by our retiring columns until I came to the field hospital, where I found 8 wounded soldiers, only 3 of whom were willing to be moved. Two of them I had carried the reach of the enemy on litters; the third was able to ride on a caisson. I then continued my march without again confronting the enemy during the entire retreat.
The good conduct of officers and men in performing the responsible duty of rear guard to a retreating army cannot be too highly commended. There was not the semblance of panic or disorder or even unusual excitement during entire retreat, upon which my brigade marched in better order and with more deliberation than it had done at all before of has done since. The signal good conduct which they displayed on the field of battle in the face of dangers and death, and the fortitude and constancy with which they sustained themselves afterward under probations and hardships and sufferings more trying to the soldier than the most appalling dangers, are, I truck, only an earnest to the country of what she may expect from them in the future.

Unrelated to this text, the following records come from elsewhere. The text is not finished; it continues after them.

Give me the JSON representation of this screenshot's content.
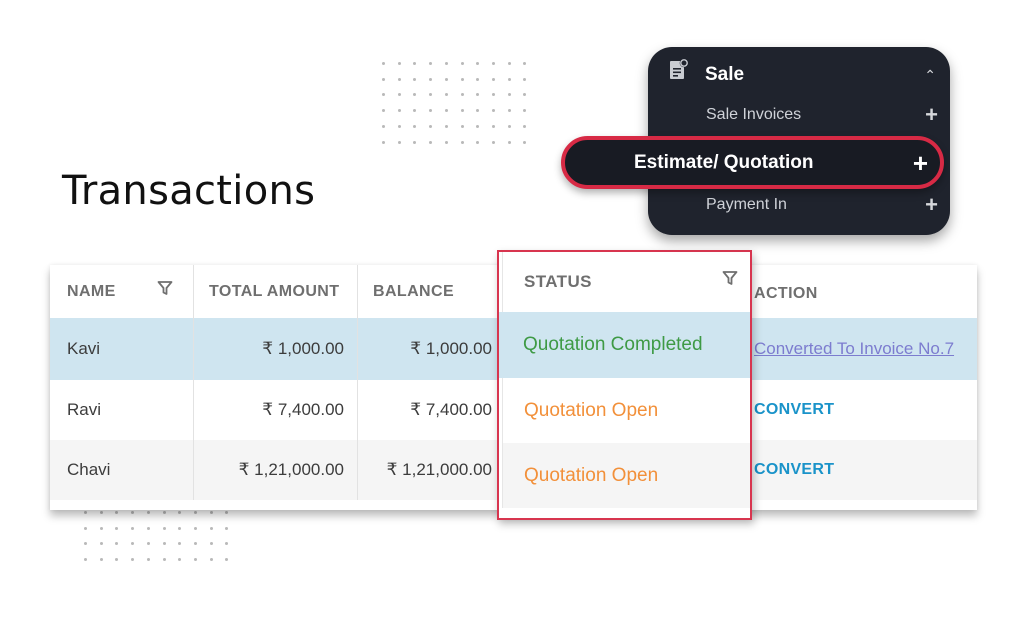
{
  "page": {
    "title": "Transactions"
  },
  "menu": {
    "section": {
      "label": "Sale",
      "icon": "sale-document-icon",
      "expanded": true
    },
    "items": [
      {
        "label": "Sale Invoices",
        "action_icon": "plus-icon"
      },
      {
        "label": "Estimate/ Quotation",
        "action_icon": "plus-icon",
        "highlighted": true
      },
      {
        "label": "Payment In",
        "action_icon": "plus-icon"
      }
    ]
  },
  "table": {
    "columns": [
      {
        "label": "NAME",
        "filter": true
      },
      {
        "label": "TOTAL AMOUNT",
        "filter": false
      },
      {
        "label": "BALANCE",
        "filter": false
      },
      {
        "label": "STATUS",
        "filter": true
      },
      {
        "label": "ACTION",
        "filter": false
      }
    ],
    "rows": [
      {
        "name": "Kavi",
        "total": "₹ 1,000.00",
        "balance": "₹ 1,000.00",
        "status": "Quotation Completed",
        "action": "Converted To Invoice No.7"
      },
      {
        "name": "Ravi",
        "total": "₹ 7,400.00",
        "balance": "₹ 7,400.00",
        "status": "Quotation Open",
        "action": "CONVERT"
      },
      {
        "name": "Chavi",
        "total": "₹ 1,21,000.00",
        "balance": "₹ 1,21,000.00",
        "status": "Quotation Open",
        "action": "CONVERT"
      }
    ]
  },
  "colors": {
    "completed": "#3e9a45",
    "open": "#f2903a",
    "convert": "#1a93c9",
    "link": "#7c7ccf",
    "highlight_border": "#d72a45",
    "selected_row": "#cfe5f0",
    "menu_bg": "#1f232d"
  }
}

In conclusion it is necessary to say of the Third Kentucky that Colonel Thompson and the men and officers under him fully sustained the reputation they had won on other fields. The only regret of Colonel Crossland and his men, of the Seventh Kentucky, when ordered to the support of the Third, was that this regiment stood so little in need of it. The conduct of the Thirty-fifth Alabama, commanded by Captain Ashford, though deprived by illness of their accomplished colonel (Robertson), could not have been improved by the presence of any officer. The Fourth Alabama Battalion, under Major Gibson, deployed as skirmishers,performed well the part allotted to them. The Ninth Arkansas, under Colonel Dunlop, who was conspicuously for the activity and gallantry displayed in keeping his men in line and moving steadily forward in the face of the deadly fire of the enemy's artillery, won the applause and admiration of all who witnessed its conduct. Its colors were borne by their intrepid bearer, Sergt. John M. Pearce, upward and onward without faltering during the hottest of the fire, while his comrades were falling thick and fast around him.
When all behaved so well the commanding general will not hazard injustice to others by mentioning those who particularly attracted his notice.
I regret that a sense of duty to the service and of justice to the balance of the brigade will now allow me of bestow the same unmixed praise upon the Thirty-first Alabama Regiment. A portion of this regiment, in spite of the gallantry of their colonel and his efforts to make them do their duty, following the example of some of its commanding officers, behaved disgracefully. At a most critical moment it broke in disorder and all efforts to restore it were unavailing. I called the attention of their colonel to the misconduct of several officers whose example was evidently demoralizing to the men, and ordered them to surrender their swords and leave the field. Upon their earnest entreaties to be tried again I permitted them to their swords and remain, with the hope and belief that hereafter their conduct may be in harmony with the brave members of the same regiment, whose conduct would not suffer by comparison with other commanders in the brigade. I withhold their names.
Though there can be no controversy as to the regiments that were first in the strong position abandoned by the enemy and in possession of the "Lady Richardson," which in their flight they left behind them, it is due to the right wing of General Bowen's admirable brigade, the Twenty-second Mississippi, under Senior Captain Lester, to acknowledge